Dataset rows for apps and sites
Content starts

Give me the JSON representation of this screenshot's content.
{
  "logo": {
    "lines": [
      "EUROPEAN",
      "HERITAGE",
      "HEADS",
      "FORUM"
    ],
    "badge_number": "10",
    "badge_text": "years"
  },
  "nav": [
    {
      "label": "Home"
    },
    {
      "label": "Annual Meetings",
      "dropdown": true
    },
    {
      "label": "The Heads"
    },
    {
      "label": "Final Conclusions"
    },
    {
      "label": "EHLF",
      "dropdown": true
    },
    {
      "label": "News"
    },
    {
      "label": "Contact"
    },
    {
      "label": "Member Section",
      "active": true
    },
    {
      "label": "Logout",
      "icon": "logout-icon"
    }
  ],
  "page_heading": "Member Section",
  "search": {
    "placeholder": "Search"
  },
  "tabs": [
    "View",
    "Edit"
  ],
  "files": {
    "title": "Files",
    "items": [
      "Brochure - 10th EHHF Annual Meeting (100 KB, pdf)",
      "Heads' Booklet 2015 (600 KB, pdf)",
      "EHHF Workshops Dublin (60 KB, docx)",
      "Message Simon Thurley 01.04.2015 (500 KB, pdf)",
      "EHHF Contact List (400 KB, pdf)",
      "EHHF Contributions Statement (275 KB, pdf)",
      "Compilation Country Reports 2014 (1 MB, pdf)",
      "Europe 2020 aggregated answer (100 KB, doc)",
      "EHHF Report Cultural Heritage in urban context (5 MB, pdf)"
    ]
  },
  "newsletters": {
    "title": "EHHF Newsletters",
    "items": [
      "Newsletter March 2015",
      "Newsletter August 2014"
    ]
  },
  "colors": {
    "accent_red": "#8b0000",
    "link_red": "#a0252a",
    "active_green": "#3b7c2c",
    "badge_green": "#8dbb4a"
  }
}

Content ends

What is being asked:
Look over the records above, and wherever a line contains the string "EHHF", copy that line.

Reply to the exercise:
      "Brochure - 10th EHHF Annual Meeting (100 KB, pdf)",
      "EHHF Workshops Dublin (60 KB, docx)",
      "EHHF Contact List (400 KB, pdf)",
      "EHHF Contributions Statement (275 KB, pdf)",
      "EHHF Report Cultural Heritage in urban context (5 MB, pdf)"
    "title": "EHHF Newsletters",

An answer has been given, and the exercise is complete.